> **Raw data**
========================================
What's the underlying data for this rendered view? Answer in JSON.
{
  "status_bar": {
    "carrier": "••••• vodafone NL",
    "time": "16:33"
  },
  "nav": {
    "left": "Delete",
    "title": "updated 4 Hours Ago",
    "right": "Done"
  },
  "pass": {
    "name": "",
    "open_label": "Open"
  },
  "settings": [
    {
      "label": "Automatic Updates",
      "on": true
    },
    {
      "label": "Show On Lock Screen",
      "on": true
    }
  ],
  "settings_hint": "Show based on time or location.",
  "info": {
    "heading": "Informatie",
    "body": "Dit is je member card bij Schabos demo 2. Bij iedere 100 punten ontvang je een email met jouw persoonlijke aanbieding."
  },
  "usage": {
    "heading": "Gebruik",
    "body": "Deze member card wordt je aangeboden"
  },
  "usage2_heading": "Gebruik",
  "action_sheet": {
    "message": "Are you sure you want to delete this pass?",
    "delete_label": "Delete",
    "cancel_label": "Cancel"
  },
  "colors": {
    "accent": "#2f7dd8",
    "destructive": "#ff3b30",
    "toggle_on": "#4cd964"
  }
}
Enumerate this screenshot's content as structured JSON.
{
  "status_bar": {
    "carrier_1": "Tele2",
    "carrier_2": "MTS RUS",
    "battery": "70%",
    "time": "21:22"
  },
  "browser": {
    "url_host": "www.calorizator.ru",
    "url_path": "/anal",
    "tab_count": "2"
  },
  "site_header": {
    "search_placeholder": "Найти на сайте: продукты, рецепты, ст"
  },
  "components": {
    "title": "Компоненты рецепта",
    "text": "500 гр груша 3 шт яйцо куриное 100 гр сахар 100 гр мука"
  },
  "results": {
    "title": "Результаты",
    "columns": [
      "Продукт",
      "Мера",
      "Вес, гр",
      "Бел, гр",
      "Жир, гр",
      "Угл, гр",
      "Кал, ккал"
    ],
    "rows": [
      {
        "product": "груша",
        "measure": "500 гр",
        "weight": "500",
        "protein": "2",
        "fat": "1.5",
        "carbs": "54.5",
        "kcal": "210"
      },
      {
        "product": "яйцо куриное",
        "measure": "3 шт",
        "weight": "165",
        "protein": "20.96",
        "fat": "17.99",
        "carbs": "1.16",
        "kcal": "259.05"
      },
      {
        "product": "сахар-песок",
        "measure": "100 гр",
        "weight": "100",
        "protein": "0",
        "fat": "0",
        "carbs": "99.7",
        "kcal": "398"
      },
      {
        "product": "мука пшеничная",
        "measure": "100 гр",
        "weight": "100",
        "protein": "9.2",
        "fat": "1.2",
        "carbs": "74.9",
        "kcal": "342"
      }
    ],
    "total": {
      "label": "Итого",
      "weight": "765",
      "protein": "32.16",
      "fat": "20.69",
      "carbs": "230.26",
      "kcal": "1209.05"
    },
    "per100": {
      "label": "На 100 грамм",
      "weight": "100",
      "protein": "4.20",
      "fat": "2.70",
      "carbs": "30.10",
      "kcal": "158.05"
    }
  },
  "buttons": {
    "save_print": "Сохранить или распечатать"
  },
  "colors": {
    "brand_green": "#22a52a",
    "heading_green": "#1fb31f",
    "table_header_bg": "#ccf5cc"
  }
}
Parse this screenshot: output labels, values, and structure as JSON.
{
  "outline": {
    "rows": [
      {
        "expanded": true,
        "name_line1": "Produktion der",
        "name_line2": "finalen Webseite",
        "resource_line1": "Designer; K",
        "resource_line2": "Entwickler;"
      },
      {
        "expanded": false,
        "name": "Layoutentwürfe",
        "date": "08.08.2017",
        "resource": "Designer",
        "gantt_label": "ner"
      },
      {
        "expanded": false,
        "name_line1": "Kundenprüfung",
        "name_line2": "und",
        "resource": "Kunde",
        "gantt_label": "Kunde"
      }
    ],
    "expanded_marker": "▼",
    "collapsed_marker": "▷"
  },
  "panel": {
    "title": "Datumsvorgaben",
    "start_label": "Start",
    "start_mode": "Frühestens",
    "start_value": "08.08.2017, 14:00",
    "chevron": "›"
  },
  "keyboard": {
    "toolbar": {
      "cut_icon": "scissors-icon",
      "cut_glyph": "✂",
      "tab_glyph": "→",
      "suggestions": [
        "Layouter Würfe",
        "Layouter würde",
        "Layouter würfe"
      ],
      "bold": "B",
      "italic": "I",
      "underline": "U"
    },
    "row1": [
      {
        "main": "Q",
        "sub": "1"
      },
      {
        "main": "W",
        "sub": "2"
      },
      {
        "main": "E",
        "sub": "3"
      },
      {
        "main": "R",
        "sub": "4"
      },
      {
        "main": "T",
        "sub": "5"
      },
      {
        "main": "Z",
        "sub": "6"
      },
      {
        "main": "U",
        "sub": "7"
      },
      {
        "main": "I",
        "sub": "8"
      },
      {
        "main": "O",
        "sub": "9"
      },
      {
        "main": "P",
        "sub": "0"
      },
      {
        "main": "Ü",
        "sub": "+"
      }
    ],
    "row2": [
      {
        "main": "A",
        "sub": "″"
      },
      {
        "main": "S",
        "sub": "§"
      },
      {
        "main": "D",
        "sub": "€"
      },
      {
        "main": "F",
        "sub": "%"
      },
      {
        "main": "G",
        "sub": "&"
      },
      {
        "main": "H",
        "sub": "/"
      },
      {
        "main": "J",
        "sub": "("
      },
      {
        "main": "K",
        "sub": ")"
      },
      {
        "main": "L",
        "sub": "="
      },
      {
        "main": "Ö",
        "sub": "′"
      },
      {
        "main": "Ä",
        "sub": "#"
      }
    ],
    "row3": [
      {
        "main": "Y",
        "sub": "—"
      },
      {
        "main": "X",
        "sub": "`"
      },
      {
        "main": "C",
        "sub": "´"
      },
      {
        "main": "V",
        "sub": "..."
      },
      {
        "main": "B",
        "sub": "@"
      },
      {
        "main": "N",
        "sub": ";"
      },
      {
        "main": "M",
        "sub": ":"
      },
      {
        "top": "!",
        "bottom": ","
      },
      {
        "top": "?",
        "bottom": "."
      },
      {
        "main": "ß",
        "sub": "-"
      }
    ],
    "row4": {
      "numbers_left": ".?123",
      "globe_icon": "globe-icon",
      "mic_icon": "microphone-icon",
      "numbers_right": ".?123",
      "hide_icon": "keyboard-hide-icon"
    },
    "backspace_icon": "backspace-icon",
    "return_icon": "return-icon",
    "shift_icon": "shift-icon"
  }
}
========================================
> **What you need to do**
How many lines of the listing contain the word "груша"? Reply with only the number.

> **Answer space**
2